Task brief
Give the number of lines in the data that hold the string "Grizzly". Nothing else is needed.

Material provided
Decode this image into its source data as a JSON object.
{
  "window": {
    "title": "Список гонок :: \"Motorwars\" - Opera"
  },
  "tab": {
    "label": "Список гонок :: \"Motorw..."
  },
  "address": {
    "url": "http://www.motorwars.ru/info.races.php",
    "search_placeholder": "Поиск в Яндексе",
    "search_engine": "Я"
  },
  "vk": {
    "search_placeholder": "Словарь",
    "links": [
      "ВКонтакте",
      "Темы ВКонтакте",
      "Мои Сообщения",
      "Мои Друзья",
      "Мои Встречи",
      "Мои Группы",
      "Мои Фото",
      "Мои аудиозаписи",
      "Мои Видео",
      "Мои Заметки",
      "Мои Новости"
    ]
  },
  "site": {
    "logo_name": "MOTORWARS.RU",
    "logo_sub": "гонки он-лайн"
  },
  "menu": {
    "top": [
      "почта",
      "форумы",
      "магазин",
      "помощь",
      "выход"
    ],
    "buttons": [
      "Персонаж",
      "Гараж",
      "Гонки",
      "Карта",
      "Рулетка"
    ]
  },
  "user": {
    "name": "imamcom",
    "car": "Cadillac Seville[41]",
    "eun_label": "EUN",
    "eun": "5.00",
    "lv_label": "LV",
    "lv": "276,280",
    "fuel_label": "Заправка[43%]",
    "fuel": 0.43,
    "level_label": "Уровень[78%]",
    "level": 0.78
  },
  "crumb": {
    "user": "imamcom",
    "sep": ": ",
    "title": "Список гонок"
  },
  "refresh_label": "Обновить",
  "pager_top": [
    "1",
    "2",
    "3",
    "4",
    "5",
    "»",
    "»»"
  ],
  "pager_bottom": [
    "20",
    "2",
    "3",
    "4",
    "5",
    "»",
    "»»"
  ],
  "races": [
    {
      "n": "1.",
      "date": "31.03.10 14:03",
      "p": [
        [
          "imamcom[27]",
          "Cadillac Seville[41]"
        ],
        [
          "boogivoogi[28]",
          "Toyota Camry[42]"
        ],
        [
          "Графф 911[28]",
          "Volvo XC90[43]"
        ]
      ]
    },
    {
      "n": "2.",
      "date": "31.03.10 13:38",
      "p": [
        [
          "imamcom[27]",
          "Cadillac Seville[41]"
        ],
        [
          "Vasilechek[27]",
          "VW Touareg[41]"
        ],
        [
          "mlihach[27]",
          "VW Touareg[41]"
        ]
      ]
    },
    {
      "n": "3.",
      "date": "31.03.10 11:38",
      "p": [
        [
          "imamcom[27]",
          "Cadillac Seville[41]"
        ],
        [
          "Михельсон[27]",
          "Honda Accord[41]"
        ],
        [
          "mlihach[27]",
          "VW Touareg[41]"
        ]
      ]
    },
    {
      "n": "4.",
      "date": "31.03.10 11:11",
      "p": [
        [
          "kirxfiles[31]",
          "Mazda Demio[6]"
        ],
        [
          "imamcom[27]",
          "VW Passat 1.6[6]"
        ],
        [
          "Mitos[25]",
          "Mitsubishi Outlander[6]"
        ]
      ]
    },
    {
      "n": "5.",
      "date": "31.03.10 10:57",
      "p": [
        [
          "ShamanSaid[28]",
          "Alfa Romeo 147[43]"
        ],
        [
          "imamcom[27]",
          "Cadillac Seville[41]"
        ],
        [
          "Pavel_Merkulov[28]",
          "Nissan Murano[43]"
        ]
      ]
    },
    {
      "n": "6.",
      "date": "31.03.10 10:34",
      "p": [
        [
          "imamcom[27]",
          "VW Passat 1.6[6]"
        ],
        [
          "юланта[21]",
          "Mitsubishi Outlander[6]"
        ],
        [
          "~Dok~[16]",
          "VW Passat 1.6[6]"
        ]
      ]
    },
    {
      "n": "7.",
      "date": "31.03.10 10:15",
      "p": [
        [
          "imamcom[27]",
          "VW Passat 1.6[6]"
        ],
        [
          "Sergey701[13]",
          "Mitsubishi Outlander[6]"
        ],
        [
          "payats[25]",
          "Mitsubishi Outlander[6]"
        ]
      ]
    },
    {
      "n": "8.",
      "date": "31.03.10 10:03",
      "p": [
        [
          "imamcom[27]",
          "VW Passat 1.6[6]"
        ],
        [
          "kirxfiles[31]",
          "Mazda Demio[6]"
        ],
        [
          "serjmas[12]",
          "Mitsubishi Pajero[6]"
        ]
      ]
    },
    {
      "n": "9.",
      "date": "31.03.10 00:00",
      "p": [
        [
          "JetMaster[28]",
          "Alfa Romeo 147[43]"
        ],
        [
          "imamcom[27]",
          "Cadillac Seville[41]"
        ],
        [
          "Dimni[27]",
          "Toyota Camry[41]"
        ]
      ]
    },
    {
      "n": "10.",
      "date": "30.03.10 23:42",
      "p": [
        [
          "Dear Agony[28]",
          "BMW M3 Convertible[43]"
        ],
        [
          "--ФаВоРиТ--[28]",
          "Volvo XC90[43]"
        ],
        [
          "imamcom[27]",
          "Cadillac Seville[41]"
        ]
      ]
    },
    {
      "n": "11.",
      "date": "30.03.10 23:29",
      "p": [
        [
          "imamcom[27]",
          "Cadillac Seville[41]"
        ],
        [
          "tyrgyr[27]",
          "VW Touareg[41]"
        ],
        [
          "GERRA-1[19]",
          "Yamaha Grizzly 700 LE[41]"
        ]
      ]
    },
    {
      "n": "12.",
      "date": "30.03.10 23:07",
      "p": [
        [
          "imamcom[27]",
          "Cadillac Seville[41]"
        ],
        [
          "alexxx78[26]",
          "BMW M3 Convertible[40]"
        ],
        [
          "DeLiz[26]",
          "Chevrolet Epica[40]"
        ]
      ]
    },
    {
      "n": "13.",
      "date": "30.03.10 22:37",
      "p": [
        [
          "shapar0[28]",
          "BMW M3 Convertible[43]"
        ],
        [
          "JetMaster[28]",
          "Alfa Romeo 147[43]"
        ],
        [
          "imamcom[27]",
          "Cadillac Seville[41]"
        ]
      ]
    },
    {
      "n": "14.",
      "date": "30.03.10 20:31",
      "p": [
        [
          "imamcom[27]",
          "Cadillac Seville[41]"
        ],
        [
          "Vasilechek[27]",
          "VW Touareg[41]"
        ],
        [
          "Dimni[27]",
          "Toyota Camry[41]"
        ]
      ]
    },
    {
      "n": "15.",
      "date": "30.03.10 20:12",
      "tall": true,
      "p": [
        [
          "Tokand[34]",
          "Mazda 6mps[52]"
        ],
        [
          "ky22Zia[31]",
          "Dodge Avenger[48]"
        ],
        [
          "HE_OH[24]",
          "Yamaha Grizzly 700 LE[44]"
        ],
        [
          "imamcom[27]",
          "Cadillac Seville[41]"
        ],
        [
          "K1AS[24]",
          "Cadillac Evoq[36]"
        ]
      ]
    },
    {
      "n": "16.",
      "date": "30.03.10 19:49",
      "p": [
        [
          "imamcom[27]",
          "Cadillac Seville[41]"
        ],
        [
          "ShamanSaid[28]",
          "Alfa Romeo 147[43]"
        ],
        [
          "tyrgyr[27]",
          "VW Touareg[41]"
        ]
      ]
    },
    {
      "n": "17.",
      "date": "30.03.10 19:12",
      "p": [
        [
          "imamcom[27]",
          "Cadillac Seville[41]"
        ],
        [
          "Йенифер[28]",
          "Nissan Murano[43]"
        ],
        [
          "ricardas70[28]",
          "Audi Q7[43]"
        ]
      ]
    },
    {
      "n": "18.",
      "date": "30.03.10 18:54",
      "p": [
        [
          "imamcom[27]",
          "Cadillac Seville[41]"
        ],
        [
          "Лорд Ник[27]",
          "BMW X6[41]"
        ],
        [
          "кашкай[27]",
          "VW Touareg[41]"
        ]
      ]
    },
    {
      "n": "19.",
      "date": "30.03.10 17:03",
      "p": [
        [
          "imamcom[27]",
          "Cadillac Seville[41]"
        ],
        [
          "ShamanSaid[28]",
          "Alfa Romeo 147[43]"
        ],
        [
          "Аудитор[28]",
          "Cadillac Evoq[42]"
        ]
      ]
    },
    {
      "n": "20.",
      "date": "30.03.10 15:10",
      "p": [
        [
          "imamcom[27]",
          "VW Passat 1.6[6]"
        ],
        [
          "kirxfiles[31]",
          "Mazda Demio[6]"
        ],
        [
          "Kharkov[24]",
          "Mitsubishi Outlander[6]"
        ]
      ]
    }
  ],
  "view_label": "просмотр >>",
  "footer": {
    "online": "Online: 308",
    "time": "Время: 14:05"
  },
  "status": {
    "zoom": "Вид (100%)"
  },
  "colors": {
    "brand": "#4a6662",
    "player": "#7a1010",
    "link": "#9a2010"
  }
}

Task answer
2